Refugee Week is a UK festival that celebrates the resilience and contributions of refugees and people seeking sanctuary. It is a week-long celebration which centers around World Refugee Day on 20 June.
Refugee Week was established in 1988 to help challenge the xenophobia and hostility refugees faced from society and the media. It is now a national initiative that works towards combating the negative stigma, educating communities about the valuable contributions of refugees and giving them a safe place to live.
The annual celebration acts as a powerful platform for those to share their experiences and the challenges they face when seeking asylum. The week aims to create a safe place where communities can develop a better understanding of the issues that refugees face. It also offers an opportunity for people to be seen, listened to, and valued in their community.
Inclusivity is at the heart of the event, accompanied by activities and exhibitions which strive to bring everyone together to raise awareness of the history and challenges that refugees can face in their everyday lives.
We Cannot Walk Alone
This year, the theme for Refugee Week is ‘We Cannot Walk Alone’.
This theme stems from a speech delivered by Martin Luther King during the American Civil Rights Movement. However, the words still resonate with us today and relate to all aspects of our lives.
The theme encourages us to walk side-by-side with each other by reaching out to someone new. It inspires us to connect with new people and learn something valuable from each other.
Why not take part in Refugee Week Simple Acts inspired by this year’s theme? These are simple acts that we can incorporate into our everyday life to stand with refugees and make new, valuable connections.

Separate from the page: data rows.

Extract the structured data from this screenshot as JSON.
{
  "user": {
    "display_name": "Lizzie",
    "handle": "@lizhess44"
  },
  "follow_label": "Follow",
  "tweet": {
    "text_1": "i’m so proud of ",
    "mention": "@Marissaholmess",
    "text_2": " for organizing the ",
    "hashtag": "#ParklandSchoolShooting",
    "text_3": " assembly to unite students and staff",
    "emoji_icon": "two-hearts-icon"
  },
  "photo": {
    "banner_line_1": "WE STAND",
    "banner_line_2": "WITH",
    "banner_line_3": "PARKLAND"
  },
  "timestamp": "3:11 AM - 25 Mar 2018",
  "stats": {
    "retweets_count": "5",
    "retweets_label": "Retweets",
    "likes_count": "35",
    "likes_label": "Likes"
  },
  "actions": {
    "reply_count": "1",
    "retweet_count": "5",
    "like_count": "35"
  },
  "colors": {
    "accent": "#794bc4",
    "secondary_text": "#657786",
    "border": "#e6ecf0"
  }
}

Here are some ways you can get involved.
Whose Land? By Meduula
Meduulla, a Zimbabwean-born artist, poet and rapper uses her voice to raise awareness of the consequences of conflict with migration. This is an online event held on the 14 June.

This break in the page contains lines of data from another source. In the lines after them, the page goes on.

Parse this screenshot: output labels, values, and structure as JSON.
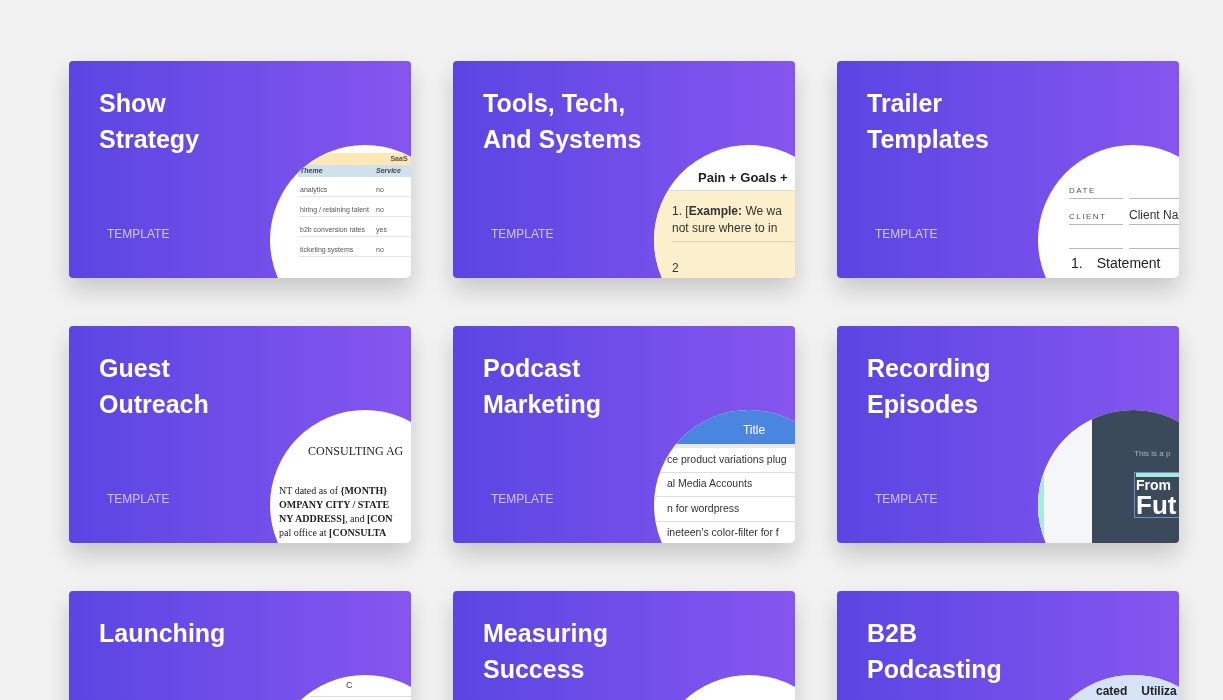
{
  "cards": [
    {
      "title_lines": [
        "Show",
        "Strategy"
      ],
      "badge": "TEMPLATE",
      "preview": {
        "kind": "sheet",
        "band": "SaaS",
        "columns": [
          "Theme",
          "Service"
        ],
        "rows": [
          [
            "analytics",
            "no"
          ],
          [
            "hiring / retaining talent",
            "no"
          ],
          [
            "b2b conversion rates",
            "yes"
          ],
          [
            "ticketing systems",
            "no"
          ]
        ]
      }
    },
    {
      "title_lines": [
        "Tools, Tech,",
        "And Systems"
      ],
      "badge": "TEMPLATE",
      "preview": {
        "kind": "doc",
        "heading": "Pain + Goals +",
        "lines": [
          "1. [**Example:** We wa",
          "not sure where to in"
        ],
        "number": "2"
      }
    },
    {
      "title_lines": [
        "Trailer",
        "Templates"
      ],
      "badge": "TEMPLATE",
      "preview": {
        "kind": "form",
        "fields": [
          {
            "label": "DATE"
          },
          {
            "label": "CLIENT",
            "value": "Client Na"
          }
        ],
        "item_number": "1.",
        "item_text": "Statement"
      }
    },
    {
      "title_lines": [
        "Guest",
        "Outreach"
      ],
      "badge": "TEMPLATE",
      "preview": {
        "kind": "contract",
        "heading": "CONSULTING AG",
        "lines": [
          "NT dated as of **{MONTH}**",
          "**OMPANY CITY / STATE**",
          "**NY ADDRESS]**, and **[CON**",
          "pal office at **[CONSULTA**"
        ]
      }
    },
    {
      "title_lines": [
        "Podcast",
        "Marketing"
      ],
      "badge": "TEMPLATE",
      "preview": {
        "kind": "list",
        "header": "Title",
        "rows": [
          "ce product variations plug",
          "al Media Accounts",
          "n for wordpress",
          "ineteen's color-filter for f"
        ]
      }
    },
    {
      "title_lines": [
        "Recording",
        "Episodes"
      ],
      "badge": "TEMPLATE",
      "preview": {
        "kind": "slide",
        "caption": "This is a p",
        "line1": "From",
        "line2": "Fut"
      }
    },
    {
      "title_lines": [
        "Launching"
      ],
      "preview": {
        "kind": "sheet-top",
        "header": "C"
      }
    },
    {
      "title_lines": [
        "Measuring",
        "Success"
      ],
      "preview": {
        "kind": "blank"
      }
    },
    {
      "title_lines": [
        "B2B",
        "Podcasting"
      ],
      "preview": {
        "kind": "table-top",
        "columns": [
          "cated",
          "Utiliza"
        ]
      }
    }
  ]
}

Guardian at 200: Humanitarian issues and the power of the media
The John Rylands Research Institute and Library holds the entire archive of the Manchester Guardian. This panel of special guests and experts will discuss items from the archive and how it could impact our future.
Home, Street, City: Finding Sanctuary in Wakefield
From 26 May to 19 June, this exhibition celebrates artwork made by people in Wakefield during the pandemic, exploring experiences and memories of their homes.
Across the college there will be a creative competition around the themes of sanctuary in which students can participate in. Take a look at the competition poster for more information.
Keighley Support Services
If you’d like to get support, there are many local services available.
Keighley Place of Sanctuary
Refugee and Asylum Seeker Support Group, Wednesdays at 12:30pm -1:30pm.
The Good Shepherd Centre
A welcome to asylum seekers and refugees offering them a place of safety.